California’s craft beer industry still has a way to go before it can hold a candle to its celebrated wine trade, but it’s certainly trending in the right direction.
In 2014, the market for craft beer in the state continued to flourish, contributing more than $6.5 billion to the economy, according to a newly released report from the California Craft Brewers Association (CCBA).
While the figure is representative of a “fairly conservative” uptick of 18 percent over the year prior, craft beer still boasted a higher economic impact in California than anywhere else in the nation, the CCBA said.
Tom McCormick, executive director of the CCBA, attributed the growth to a number of things, including lenient rules that govern both startup and established businesses.
“It’s a very, very vibrant state,” he told Brewbound. “For the most part, our regulatory structure here is very conducive both to startups and the growth of craft breweries, and I think that makes a big difference.”
All in, the state’s brewers – which include nationwide top 10 craft players Sierra Nevada, Stone, and Lagunitas – produced more than 3.4 million barrels of beer in 2014, while employing more than 48,000 people.
The industry’s growth, in part, was driven by the arrival of new players on the scene.
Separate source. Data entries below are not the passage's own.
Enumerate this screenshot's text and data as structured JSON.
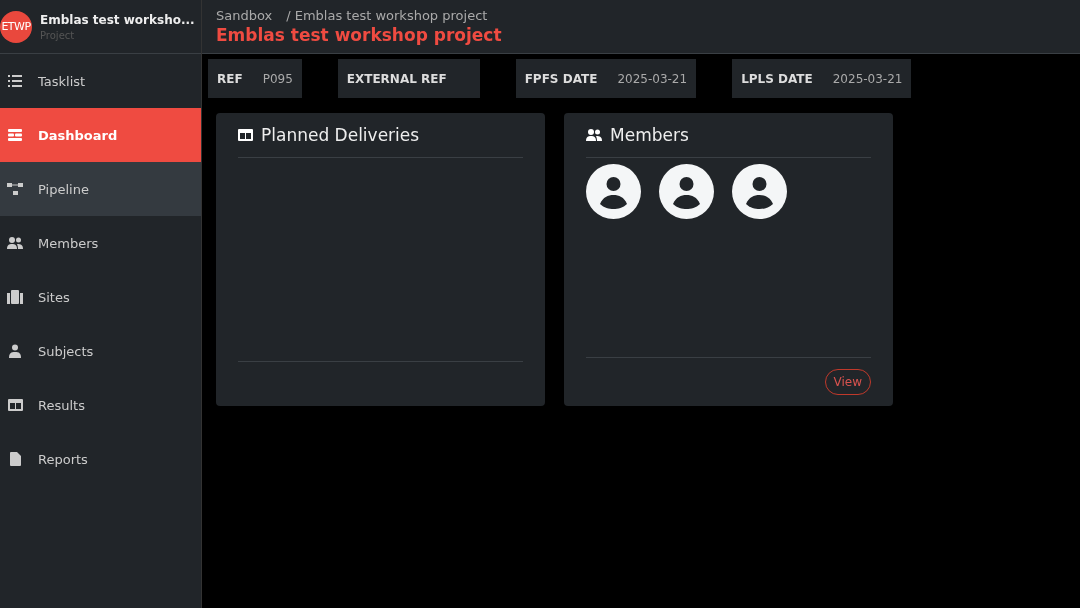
{
  "project": {
    "initials": "ETWP",
    "name": "Emblas test worksho...",
    "subtitle": "Project"
  },
  "nav": [
    {
      "kind": "list",
      "label": "Tasklist",
      "selected": false,
      "hovered": false
    },
    {
      "kind": "dashboard",
      "label": "Dashboard",
      "selected": true,
      "hovered": false
    },
    {
      "kind": "pipeline",
      "label": "Pipeline",
      "selected": false,
      "hovered": true
    },
    {
      "kind": "members",
      "label": "Members",
      "selected": false,
      "hovered": false
    },
    {
      "kind": "sites",
      "label": "Sites",
      "selected": false,
      "hovered": false
    },
    {
      "kind": "subjects",
      "label": "Subjects",
      "selected": false,
      "hovered": false
    },
    {
      "kind": "table",
      "label": "Results",
      "selected": false,
      "hovered": false
    },
    {
      "kind": "report",
      "label": "Reports",
      "selected": false,
      "hovered": false
    }
  ],
  "breadcrumb": [
    "Sandbox",
    "/ Emblas test workshop project"
  ],
  "title": "Emblas test workshop project",
  "info": [
    {
      "label": "REF",
      "value": "P095"
    },
    {
      "label": "EXTERNAL REF"
    },
    {
      "label": "FPFS DATE",
      "value": "2025-03-21"
    },
    {
      "label": "LPLS DATE",
      "value": "2025-03-21"
    }
  ],
  "cards": [
    {
      "kind": "table",
      "title": "Planned Deliveries"
    },
    {
      "kind": "members",
      "title": "Members",
      "avatars": [
        {
          "kind": "person"
        },
        {
          "kind": "person"
        },
        {
          "kind": "person"
        }
      ],
      "button": "View"
    }
  ]
}
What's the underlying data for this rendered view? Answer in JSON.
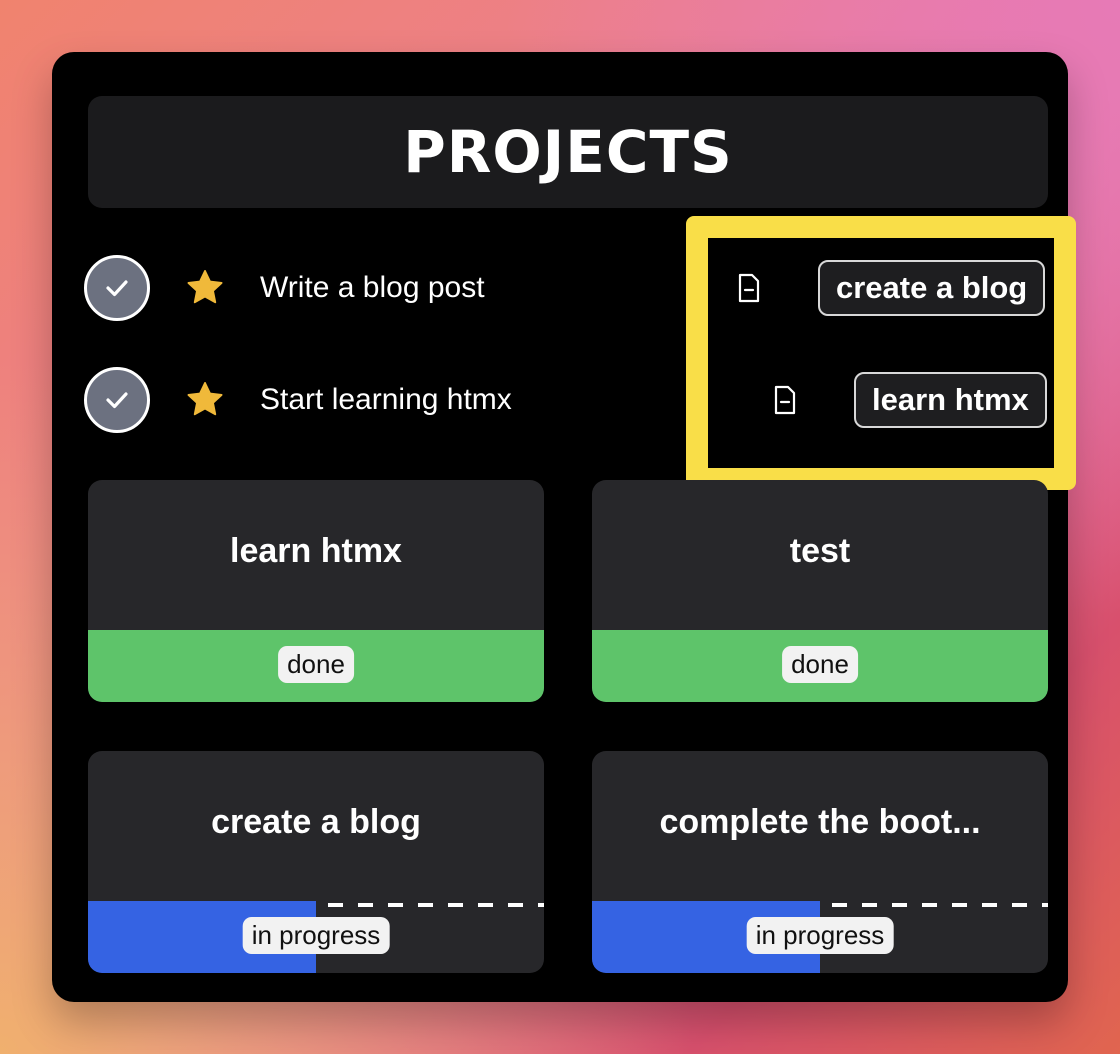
{
  "title": "PROJECTS",
  "colors": {
    "highlight": "#f9de48",
    "done": "#5ec46a",
    "in_progress": "#3563e3",
    "star": "#f0b93a",
    "check_bg": "#6c7180"
  },
  "tasks": [
    {
      "label": "Write a blog post",
      "icon": "star-icon",
      "checked": true
    },
    {
      "label": "Start learning htmx",
      "icon": "star-icon",
      "checked": true
    }
  ],
  "tags": [
    {
      "label": "create a blog",
      "icon": "document-icon"
    },
    {
      "label": "learn htmx",
      "icon": "document-icon"
    }
  ],
  "projects": [
    {
      "name": "learn htmx",
      "status": "done",
      "progress": 1.0
    },
    {
      "name": "test",
      "status": "done",
      "progress": 1.0
    },
    {
      "name": "create a blog",
      "status": "in progress",
      "progress": 0.5
    },
    {
      "name": "complete the boot...",
      "status": "in progress",
      "progress": 0.5
    }
  ]
}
In 2014, there were 519 operating craft breweries in the state, up from 418 the year prior (though as of March, California has 554 operating breweries). In 2012, California played host to only 313.
McCormick said he was only aware of one or two brewery closings in the state in 2014, though, as the space continues to crowd, he expects to see “the dynamics of that change” sometime in the next few years.
Together, the report continues, California’s brewers paid more than $56 million in both state and federal excise taxes in 2014, and more than $1.3 billion in income and other federal, state and local taxes.
Looking ahead, McCormick concluded he still sees a lot of run room for craft to continue to nab market share of the overall beer market, which he pegged currently somewhere between 20 and 22 percent.
There is, of course, also a severe drought plaguing the state that has been a popular talking point as it relates to the craft beer industry — and its future growth.
“If we can get rain out here, I think we’ll be in great shape,” added McCormick.